Fifty years later, Ceramics Monthly magazine hails him as one of the most significant artists in the medium ever, listing him and longtime friend Peter Voulkos among 13 “living potters and ceramic artists who have had the greatest impact on contemporary ceramics.” Continue reading

Leave a Comment

Filed under Articles and Interviews, Featured Artists, Videos/Photos/Slides

Are potters and ceramists down-to-earth?

My Great-Aunt Della Kelley at a Kelley Ranch near Avon Montana. Source: Kelley Schott

Potters and ceramists are… Of course, the first thing that comes to my mind is ‘down-to-earth.’ It is a cliché, yes, but is it true? Think about the people you’ve known that you met or know because of clay…. Classmates, friends, colleagues. Can we honestly say they are down-to-earth? What does this idiom mean, anyway, aside from our long-held assumptions? I drummed up a couple of sources, answers.com, about.com, and an English language site for ESL students:

Me and my brother Dave at the remains of the Kelley Ranch in Lower Orchard Homes, Missoula, Montana.

“1. Realistic; sensible. 2 a. Not pretentious or affected; straightforward. 2 b. Not overly ornate; simple in style.” Answers.com

“Definition: Not arrogant; simple and practical. Explanation: Used when talking about people who appear to be very natural and kind.” About.com

“Means: to be balanced and reasonable; Use: to refer to people’s characters; Circumstances: It is often a compliment used when you talk about someone you know; Note: Often used with ‘very’. Can be used as an adjective – She’s a very down to earth person.” English Idioms

My brother, Steve, and I on April, my Aunt Susie's horse. Taken in 1961 at my grandma's in Missoula, Montana.

Well, judging by these definitions and descriptions, someone  down-to-earth is practical and unaffected. Do potters and ceramists have these characteristics? When I think about the people I know who are involved with ceramics, I recognize that some are wonderfully flamboyant. Broad gestures, much verbal expressiveness, joie de vivre, even theatricality, but not affectation or pretense. Likewise, I don’t think most people would describe me as someone

Standing my ground. Me, on right, with my Grandma, Aunt Susie, and doe at the National Bison Range, Montana

who puts on airs. It’s in the eye of the beholder, though, isn’t it? When I think of farmers and ranchers, I can’t imagine a group that is literally more down-to-earth. By the very nature of their cyclical lifestyles, they must be innately practical or learn to be. After all, cows and goats need milking, eggs must be gathered, and crops need tending and harvesting. Rural folk don’t have the conveniences of the city, either: mass transit, cultural diversions, or umpteen choices. (However, the Internet, online shopping, and streaming movies has changed that!) Still, they are often the salt of the earth, in addition to being down-to-earth. I see connections between them and potters and ceramists. Mud, dirt, clay. Working the soil to grow something, wedging clay to create something. Animal husbandry requires earth (unless you’re a poor battery hen).
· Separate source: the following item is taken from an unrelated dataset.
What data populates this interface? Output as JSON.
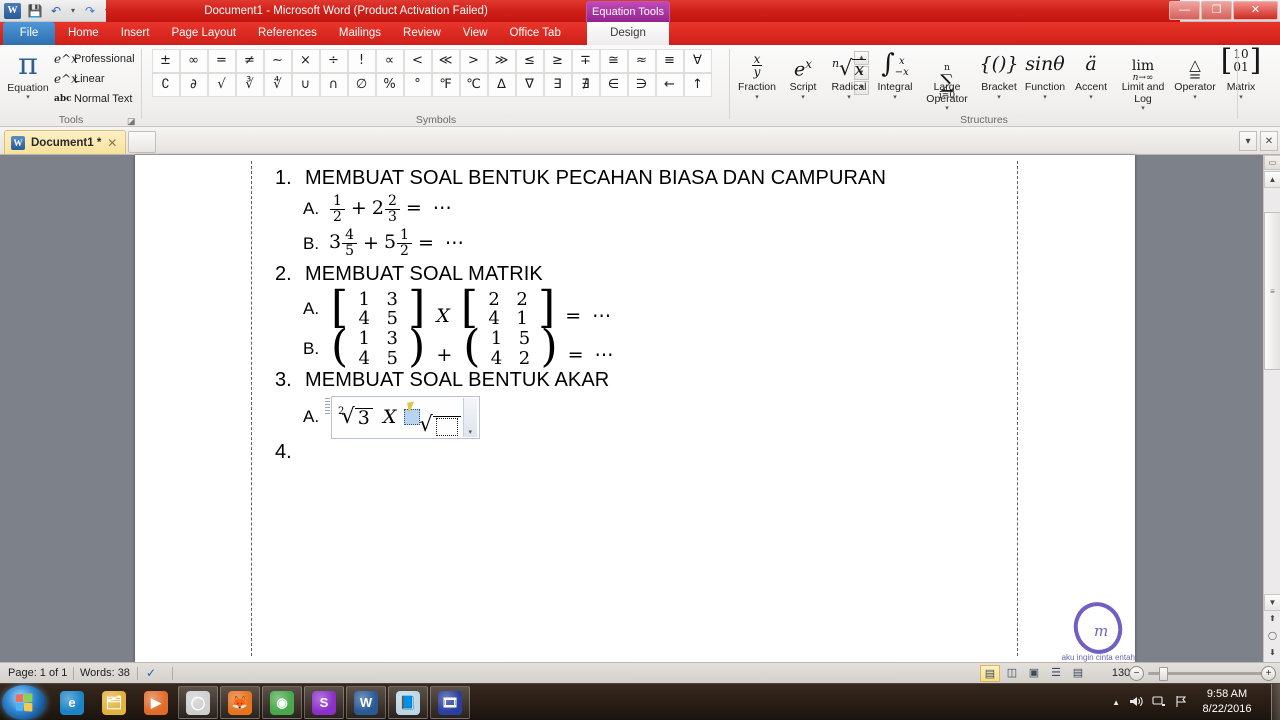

Me at Great-Grandpa Steck's 90th birthday celebration in Clinton, Montana

A close connection to the soil and its power to ground, to keep one tied to the earth and not in the etheric realms. We glaze with ground minerals…rocks. We make glazes with various things of the earth. Painters work with minerals, too, ground up and made into paint, but the raw, earth element is more removed. (Of course, one can paint and sculpt or pot both; they are not mutually exclusive.) So, I guess I’ve talked myself into it. Yes, potters and ceramists are a down-to-earth lot. Whether one’s personality is that way is debatable, but it seems likely that some characteristics of down-to-earthedness may be found among us as a group or sub-group. In 1949, Aldo Leopold wrote, in A Sand County Almanac, “Land, then, is not merely soil; it is a fountain of energy flowing through a circuit of soils, plants, and animals.” That same circuit of energy moves from our hands to the soil and back when we work with clay.


Filed under Articles and Interviews, Home and Garden, Videos/Photos/Slides